» **The task**
Please work out how many lines include the word "ssid" in the entries, and reply with only the count.

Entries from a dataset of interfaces
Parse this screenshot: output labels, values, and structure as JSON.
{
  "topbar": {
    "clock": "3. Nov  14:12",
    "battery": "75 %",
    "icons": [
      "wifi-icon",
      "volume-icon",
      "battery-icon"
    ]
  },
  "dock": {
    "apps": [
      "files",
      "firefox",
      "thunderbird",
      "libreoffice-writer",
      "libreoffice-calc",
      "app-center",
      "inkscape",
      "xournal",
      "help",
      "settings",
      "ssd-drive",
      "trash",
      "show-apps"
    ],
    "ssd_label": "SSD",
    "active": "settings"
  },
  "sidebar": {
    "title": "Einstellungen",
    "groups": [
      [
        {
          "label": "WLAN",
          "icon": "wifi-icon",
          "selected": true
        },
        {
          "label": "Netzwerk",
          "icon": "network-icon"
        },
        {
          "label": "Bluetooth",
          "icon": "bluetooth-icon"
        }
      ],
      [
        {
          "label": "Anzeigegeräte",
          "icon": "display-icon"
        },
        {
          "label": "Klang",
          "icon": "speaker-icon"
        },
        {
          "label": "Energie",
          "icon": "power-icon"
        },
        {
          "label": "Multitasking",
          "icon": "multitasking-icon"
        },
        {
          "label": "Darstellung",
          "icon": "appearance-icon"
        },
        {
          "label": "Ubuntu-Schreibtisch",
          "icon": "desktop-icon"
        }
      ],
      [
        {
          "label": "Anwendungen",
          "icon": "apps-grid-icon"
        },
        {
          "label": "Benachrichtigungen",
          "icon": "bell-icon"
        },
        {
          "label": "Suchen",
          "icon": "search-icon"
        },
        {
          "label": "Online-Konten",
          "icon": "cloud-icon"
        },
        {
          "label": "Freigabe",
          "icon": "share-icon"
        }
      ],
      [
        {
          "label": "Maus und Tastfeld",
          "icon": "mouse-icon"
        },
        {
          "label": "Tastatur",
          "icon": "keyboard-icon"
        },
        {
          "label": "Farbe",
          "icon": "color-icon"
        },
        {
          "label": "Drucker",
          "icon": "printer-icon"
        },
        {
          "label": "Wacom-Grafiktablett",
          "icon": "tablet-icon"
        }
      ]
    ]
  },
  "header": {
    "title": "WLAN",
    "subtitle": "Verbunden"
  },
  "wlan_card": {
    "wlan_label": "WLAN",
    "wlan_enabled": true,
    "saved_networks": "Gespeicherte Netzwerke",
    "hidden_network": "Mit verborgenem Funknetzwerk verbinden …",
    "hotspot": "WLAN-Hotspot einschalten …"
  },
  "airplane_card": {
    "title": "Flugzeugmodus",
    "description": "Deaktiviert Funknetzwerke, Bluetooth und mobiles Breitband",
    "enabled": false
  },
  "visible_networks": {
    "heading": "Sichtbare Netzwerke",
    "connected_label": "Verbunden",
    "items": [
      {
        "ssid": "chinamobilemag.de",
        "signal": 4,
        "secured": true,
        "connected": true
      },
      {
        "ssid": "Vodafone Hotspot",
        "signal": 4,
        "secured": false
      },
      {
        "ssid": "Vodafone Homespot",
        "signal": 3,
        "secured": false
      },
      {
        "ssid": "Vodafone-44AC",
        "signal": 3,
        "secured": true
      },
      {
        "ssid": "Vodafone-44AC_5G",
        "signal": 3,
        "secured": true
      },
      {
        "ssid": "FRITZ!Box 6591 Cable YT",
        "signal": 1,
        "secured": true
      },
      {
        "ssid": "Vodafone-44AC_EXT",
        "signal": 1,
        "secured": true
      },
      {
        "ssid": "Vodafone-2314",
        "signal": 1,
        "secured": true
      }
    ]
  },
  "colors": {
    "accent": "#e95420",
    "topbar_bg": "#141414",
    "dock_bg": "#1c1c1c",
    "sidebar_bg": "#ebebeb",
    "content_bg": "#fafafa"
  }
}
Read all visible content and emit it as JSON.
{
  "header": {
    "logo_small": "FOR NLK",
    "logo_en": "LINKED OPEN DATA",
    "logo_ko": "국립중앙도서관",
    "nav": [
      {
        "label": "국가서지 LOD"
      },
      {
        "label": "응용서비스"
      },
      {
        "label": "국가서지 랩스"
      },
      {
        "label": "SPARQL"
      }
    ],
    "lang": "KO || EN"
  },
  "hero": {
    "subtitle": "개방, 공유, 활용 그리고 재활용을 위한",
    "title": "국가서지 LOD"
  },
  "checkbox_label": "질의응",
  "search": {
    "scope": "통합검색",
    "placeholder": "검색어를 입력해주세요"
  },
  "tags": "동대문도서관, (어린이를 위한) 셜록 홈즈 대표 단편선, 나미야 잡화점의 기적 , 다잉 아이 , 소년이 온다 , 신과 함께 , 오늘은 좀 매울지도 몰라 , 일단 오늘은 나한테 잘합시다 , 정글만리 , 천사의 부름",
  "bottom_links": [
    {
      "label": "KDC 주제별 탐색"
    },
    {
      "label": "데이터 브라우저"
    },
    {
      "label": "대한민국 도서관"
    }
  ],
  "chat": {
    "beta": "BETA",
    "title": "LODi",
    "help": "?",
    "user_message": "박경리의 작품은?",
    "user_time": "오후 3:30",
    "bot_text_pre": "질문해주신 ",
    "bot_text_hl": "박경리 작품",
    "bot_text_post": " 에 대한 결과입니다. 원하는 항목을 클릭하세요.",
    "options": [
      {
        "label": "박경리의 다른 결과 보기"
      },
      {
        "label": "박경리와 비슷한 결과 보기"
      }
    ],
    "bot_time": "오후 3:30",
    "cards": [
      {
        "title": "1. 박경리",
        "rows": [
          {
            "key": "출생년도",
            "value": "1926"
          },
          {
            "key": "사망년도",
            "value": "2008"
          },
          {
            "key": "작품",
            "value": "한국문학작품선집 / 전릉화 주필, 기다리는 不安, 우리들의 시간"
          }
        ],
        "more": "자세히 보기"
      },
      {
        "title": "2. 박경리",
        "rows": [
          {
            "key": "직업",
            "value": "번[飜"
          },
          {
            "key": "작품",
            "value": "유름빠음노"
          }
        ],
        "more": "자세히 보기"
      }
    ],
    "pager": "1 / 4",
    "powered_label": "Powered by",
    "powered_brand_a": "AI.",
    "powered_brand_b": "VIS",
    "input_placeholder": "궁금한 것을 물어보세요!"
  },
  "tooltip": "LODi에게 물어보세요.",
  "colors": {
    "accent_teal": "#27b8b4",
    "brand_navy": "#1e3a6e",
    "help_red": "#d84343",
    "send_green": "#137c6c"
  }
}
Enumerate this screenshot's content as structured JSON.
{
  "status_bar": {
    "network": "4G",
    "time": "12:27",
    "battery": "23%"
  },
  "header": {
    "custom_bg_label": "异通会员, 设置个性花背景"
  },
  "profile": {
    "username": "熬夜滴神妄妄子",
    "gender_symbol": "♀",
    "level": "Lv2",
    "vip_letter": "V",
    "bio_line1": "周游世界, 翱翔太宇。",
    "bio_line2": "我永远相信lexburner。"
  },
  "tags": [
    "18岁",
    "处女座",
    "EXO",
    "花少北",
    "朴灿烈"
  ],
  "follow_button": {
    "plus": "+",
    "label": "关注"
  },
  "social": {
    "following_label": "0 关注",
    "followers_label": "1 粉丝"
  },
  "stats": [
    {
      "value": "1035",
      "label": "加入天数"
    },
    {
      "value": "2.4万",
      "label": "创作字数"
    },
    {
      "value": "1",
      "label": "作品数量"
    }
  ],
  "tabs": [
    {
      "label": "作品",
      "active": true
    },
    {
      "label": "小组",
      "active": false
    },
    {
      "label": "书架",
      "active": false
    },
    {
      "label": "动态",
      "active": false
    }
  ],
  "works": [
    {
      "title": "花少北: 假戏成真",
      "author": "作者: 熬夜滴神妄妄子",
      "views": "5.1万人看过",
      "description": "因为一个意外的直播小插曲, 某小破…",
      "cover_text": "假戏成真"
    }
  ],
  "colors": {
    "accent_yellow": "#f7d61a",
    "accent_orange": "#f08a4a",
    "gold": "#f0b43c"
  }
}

» **Exercise response**
8